They also need to make sure that heat pumps and heat networks are accessible along with affordability for homeowners and landlords.



  1. To end the installation of new fossil fuel boilers by 2035.


This timeline aligns with the UK’s broader climate goals and reflects the need to transition to low-carbon heating sources to reduce greenhouse gas emissions.



  1. The promotion of renewable energy


The strategy likely includes measures to promote the use of renewable energy sources for heating, such as solar thermal systems and biomass boilers.


  1. Energy-efficient improvements


This may involve energy-efficient upgrades such as installation, smart heating controls, double glazing, to reduce heat demand and enhance the performance of low-carbon heating systems.



  1. Developing the evidence for strategic decisions in 2026


The future role of hydrogen in home heating, and therefore the future heating technology mix.


The National Infrastructure Commission (, advised the Government on the long-term infrastructure challenges the UK is facing. They recommended that the Government should not support hydrogen for home heating.

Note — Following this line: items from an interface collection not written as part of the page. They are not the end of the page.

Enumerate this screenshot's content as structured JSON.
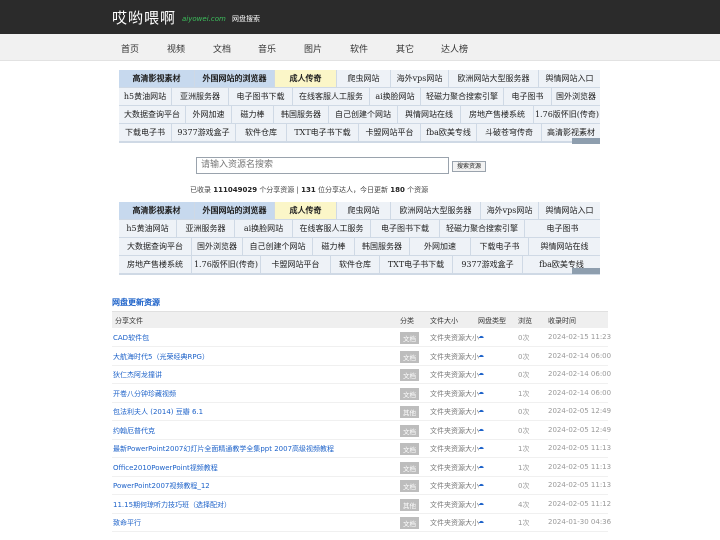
{
  "header": {
    "brand": "哎哟喂啊",
    "brand_sub": "aiyowei.com",
    "tagline": "网盘搜索"
  },
  "nav": [
    "首页",
    "视频",
    "文档",
    "音乐",
    "图片",
    "软件",
    "其它",
    "达人榜"
  ],
  "link_grid_top": [
    [
      "高清影视素材",
      "外国网站的浏览器",
      "成人传奇",
      "爬虫网站",
      "海外vps网站",
      "欧洲网站大型服务器",
      "舆情网站入口"
    ],
    [
      "h5黄油网站",
      "亚洲服务器",
      "电子图书下载",
      "在线客服人工服务",
      "ai换脸网站",
      "轻磁力聚合搜索引擎",
      "电子图书",
      "国外浏览器"
    ],
    [
      "大数据查询平台",
      "外网加速",
      "磁力棒",
      "韩国服务器",
      "自己创建个网站",
      "舆情网站在线",
      "房地产售楼系统",
      "1.76版怀旧(传奇)"
    ],
    [
      "下载电子书",
      "9377游戏盒子",
      "软件仓库",
      "TXT电子书下载",
      "卡盟网站平台",
      "fba欧美专线",
      "斗破苍穹传奇",
      "高清影视素材"
    ]
  ],
  "search": {
    "placeholder": "请输入资源名搜索",
    "button": "搜索资源"
  },
  "stats": {
    "prefix": "已收录",
    "resources": "111049029",
    "mid1": "个分享资源 |",
    "users": "131",
    "mid2": "位分享达人，今日更新",
    "today": "180",
    "suffix": "个资源"
  },
  "link_grid_bottom": [
    [
      "高清影视素材",
      "外国网站的浏览器",
      "成人传奇",
      "爬虫网站",
      "欧洲网站大型服务器",
      "海外vps网站",
      "舆情网站入口"
    ],
    [
      "h5黄油网站",
      "亚洲服务器",
      "ai换脸网站",
      "在线客服人工服务",
      "电子图书下载",
      "轻磁力聚合搜索引擎",
      "电子图书"
    ],
    [
      "大数据查询平台",
      "国外浏览器",
      "自己创建个网站",
      "磁力棒",
      "韩国服务器",
      "外网加速",
      "下载电子书",
      "舆情网站在线"
    ],
    [
      "房地产售楼系统",
      "1.76版怀旧(传奇)",
      "卡盟网站平台",
      "软件仓库",
      "TXT电子书下载",
      "9377游戏盒子",
      "fba欧美专线"
    ]
  ],
  "table": {
    "title": "网盘更新资源",
    "headers": [
      "分享文件",
      "分类",
      "文件大小",
      "网盘类型",
      "浏览",
      "收录时间"
    ],
    "rows": [
      {
        "name": "CAD软件包",
        "cat": "文档",
        "size": "文件夹资源大小",
        "views": "0次",
        "time": "2024-02-15 11:23"
      },
      {
        "name": "大航海时代5（光荣经典RPG）",
        "cat": "文档",
        "size": "文件夹资源大小",
        "views": "0次",
        "time": "2024-02-14 06:00"
      },
      {
        "name": "狄仁杰阿龙撞讲",
        "cat": "文档",
        "size": "文件夹资源大小",
        "views": "0次",
        "time": "2024-02-14 06:00"
      },
      {
        "name": "开卷八分钟珍藏视频",
        "cat": "文档",
        "size": "文件夹资源大小",
        "views": "1次",
        "time": "2024-02-14 06:00"
      },
      {
        "name": "包法利夫人 (2014) 豆瓣 6.1",
        "cat": "其他",
        "size": "文件夹资源大小",
        "views": "0次",
        "time": "2024-02-05 12:49"
      },
      {
        "name": "约翰厄普代克",
        "cat": "文档",
        "size": "文件夹资源大小",
        "views": "0次",
        "time": "2024-02-05 12:49"
      },
      {
        "name": "最新PowerPoint2007幻灯片全面精通教学全集ppt 2007高级视频教程",
        "cat": "文档",
        "size": "文件夹资源大小",
        "views": "1次",
        "time": "2024-02-05 11:13"
      },
      {
        "name": "Office2010PowerPoint视频教程",
        "cat": "文档",
        "size": "文件夹资源大小",
        "views": "1次",
        "time": "2024-02-05 11:13"
      },
      {
        "name": "PowerPoint2007视频教程_12",
        "cat": "文档",
        "size": "文件夹资源大小",
        "views": "0次",
        "time": "2024-02-05 11:13"
      },
      {
        "name": "11.15期何琼听力技巧班（选择配对）",
        "cat": "其他",
        "size": "文件夹资源大小",
        "views": "4次",
        "time": "2024-02-05 11:12"
      },
      {
        "name": "致命平行",
        "cat": "文档",
        "size": "文件夹资源大小",
        "views": "1次",
        "time": "2024-01-30 04:36"
      }
    ]
  }
}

The Government maintains that it needs to establish the evidence base before making decisions on hydrogen but has also stated that individuals shouldn’t hold back on installing a heat pump or connecting to a heat network on the basis that hydrogen might be an option later.


What are Heat Pumps? Are they Worth it?

Heat pumps are devices that transfer heat from one location to another using a refrigeration cycle.

They can be used for both heating and cooling purposes but are mostly used for heating. Extracting heat from a source such as ground, air, or water and transferring it into a building to provide warmth.


There are three main heat pumps provided and used in homes throughout the UK: 

  1. Air Source Heat Pumps (ASHP) – These extract heat from the outside air and can provide both space heating and hot water.


  1. Ground Source Heat Pumps (GSHP) – These extract heat from the ground via pipes buried in the ground and can provide space heating and hot water.


  1. Water Source Heat Pumps – These extract heat from a water source, such as a lake or river, and can provide space heating and hot water.


Department for Energy Security and Net Zero Summary (DESNZ)

At ORB Mechanical and Electrical, we like to keep information short and sweet. In 2021, the Government published its Heat and Buildings Strategy, which included whether it has established a clear pathway to decarbonising home heating in a way that is valuable for homeowners.


The adoption of heat pumps in the UK has started, which in a nutshell includes the following initiatives:



  • Regulatory Support – The UK Government has introduced regulations and standards to support the deployment of heat pumps. For example, building regulations have been updated to require the installation of low-carbon heating systems in new buildings and major renovations.


  • Awareness and Education – The UK Government has undertaken efforts to raise awareness and educate consumers about the benefits of heat pumps including, extra guidance on the technology, incentives, and how to find qualified installers.


  • Pilot Demonstrations – Various demonstrations have been conducted to showcase the feasibility and benefits of heat pump technology in different settings.


  • Research – The UK Government has developed advanced heat pump technology to drive costs down. This includes funding for innovation projects, technology trials, and collaborative research initiatives to improve the efficiency, performance, and affordability of heat pumps.


Decarbonising Home Heating Roundup

At ORB Mechanical and Electrical, we acknowledge that decarbonising home heating is one of the biggest challenges the Government is facing to achieve net zero, as most households are required to engage in such a movement.

Read the report here from the Nation Audit Office –

Contact the ORB Mechanical and Electrical team today if you have a residential or commercial project idea. We have experience installing heat pumps on substantial projects around Bristol and the South West.